For international (and not U.S.) reporters that are lessees, IFRS 16 now requires operating leases to be treated similarly to finance (capital) leases. With this change in lease expense to interest and amortization expense, reported EBITDA will be higher now for many companies reporting under IFRS as compared to accounting for operating leases under previous guidance. This has been causing changes in the dynamics of how businesses in Europe are valued and the calculation of debt.
As a result, some diligence teams in Europe have begun to make adjustments to reduce historical EBITDA for lease expense, but also have found a burden in recreating the calculations since it may require use of the effective interest method.
Because of discrepancies, we may see more companies in the U.S. begin to report metrics such as EBITDAR (earnings before interest, taxes, depreciation, amortization, and rent) rather than EBITDA to bring their earnings further in line with European counterparts.
Because of these and other differences, it is important that results for multiples analyses, such as comparable company multiples and comparable transaction multiples, be “apples to apples” for differences in accounting treatments.
Other Deal Implications
Other additional deal impacts should be considered.
First, under the new standard, companies split their lease liability between its short-term and long-term components. The ROU asset on the other hand, is generally classified as non-current for the duration of the lease, consistent with the classification of property, plant and equipment (PP&E). Therefore, in due diligence, teams should work to ensure that there is consistency and net working capital (NWC) does not include an improper imbalance in current assets and liabilities on a NWC “peg” calculation.

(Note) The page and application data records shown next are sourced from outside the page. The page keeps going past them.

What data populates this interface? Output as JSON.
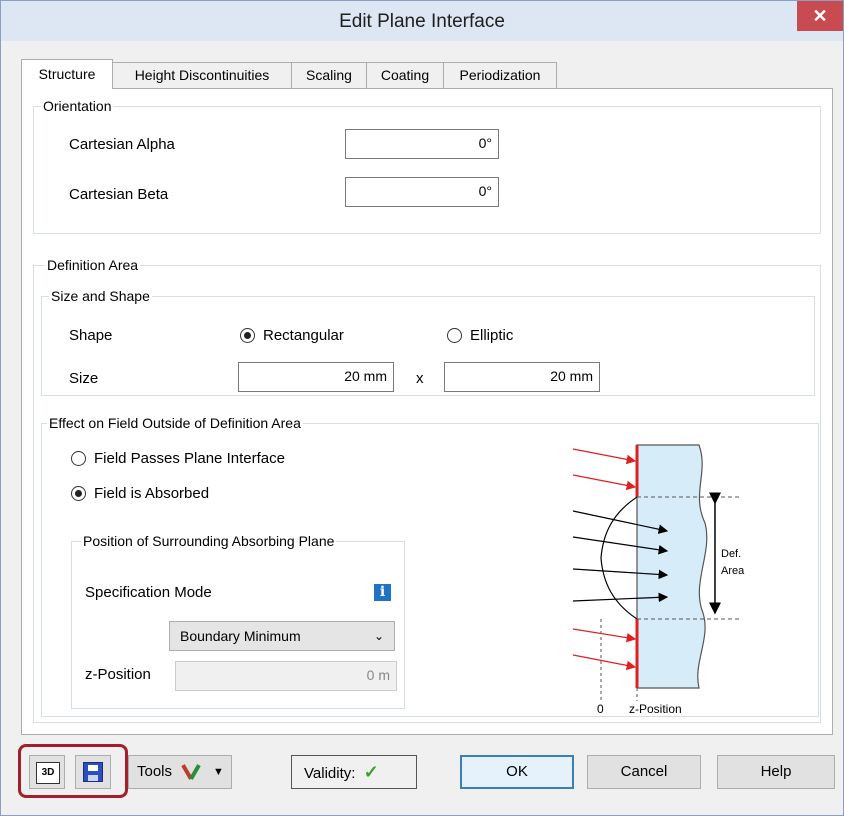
{
  "window": {
    "title": "Edit Plane Interface",
    "close_glyph": "✕"
  },
  "tabs": [
    {
      "label": "Structure",
      "active": true
    },
    {
      "label": "Height Discontinuities",
      "active": false
    },
    {
      "label": "Scaling",
      "active": false
    },
    {
      "label": "Coating",
      "active": false
    },
    {
      "label": "Periodization",
      "active": false
    }
  ],
  "orientation": {
    "legend": "Orientation",
    "alpha_label": "Cartesian Alpha",
    "alpha_value": "0°",
    "beta_label": "Cartesian Beta",
    "beta_value": "0°"
  },
  "definition_area": {
    "legend": "Definition Area",
    "size_shape": {
      "legend": "Size and Shape",
      "shape_label": "Shape",
      "shape_rect": "Rectangular",
      "shape_elliptic": "Elliptic",
      "selected_shape": "Rectangular",
      "size_label": "Size",
      "size_x": "20 mm",
      "size_times": "x",
      "size_y": "20 mm"
    },
    "effect": {
      "legend": "Effect on Field Outside of Definition Area",
      "option_passes": "Field Passes Plane Interface",
      "option_absorbed": "Field is Absorbed",
      "selected": "Field is Absorbed",
      "surrounding": {
        "legend": "Position of Surrounding Absorbing Plane",
        "spec_mode_label": "Specification Mode",
        "spec_mode_value": "Boundary Minimum",
        "zpos_label": "z-Position",
        "zpos_value": "0 m"
      },
      "diagram": {
        "def_label_1": "Def.",
        "def_label_2": "Area",
        "zero_label": "0",
        "zpos_label": "z-Position"
      }
    }
  },
  "footer": {
    "tools_label": "Tools",
    "validity_label": "Validity:",
    "validity_mark": "✓",
    "ok_label": "OK",
    "cancel_label": "Cancel",
    "help_label": "Help",
    "icon_3d_text": "3D"
  },
  "colors": {
    "highlight_border": "#a31f2b",
    "validity_check": "#3aa02c",
    "info_icon": "#1f72c4",
    "diagram_fill": "#d7ecf9",
    "diagram_red": "#e02020"
  }
}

A second item is that proper due diligence should be performed around lease incentives. In the past, if a company had a period of free rent and recorded a deferred rent liability, this amount could be suggested to be included as indebtedness in the sale and purchase agreement. However, under the new standard, this balance gets adjusted to the ROU asset, so buyers will need to be aware to raise this issue.
Similarly, prepaid rent is now subsumed into the ROU asset resulting in a decrease in NWC if prepaid rent was previously short-term. One step buyers can perform would be to thoroughly investigate any differences between the lease liability and the ROU asset, and whether there may be prepaid rent, deferred rent, initial direct costs of the lease, other lease incentives/tenant improvement allowances, etc.
In conclusion, new lease accounting standards are driving additional conversations in M&A transactions. These changes do not affect cash flows and may not significantly affect the income statement for U.S. reporting entities, but can impact views around adjusted EBITDA, NWC, indebtedness, and ultimately, valuation. Proper due diligence should be performed to ascertain that economic realities are captured in the understanding of teams, and used to form and facilitate clear views in negotiations.
If you have questions or need assistance, please reach out to a professional at FORVIS or submit the Contact Us form below.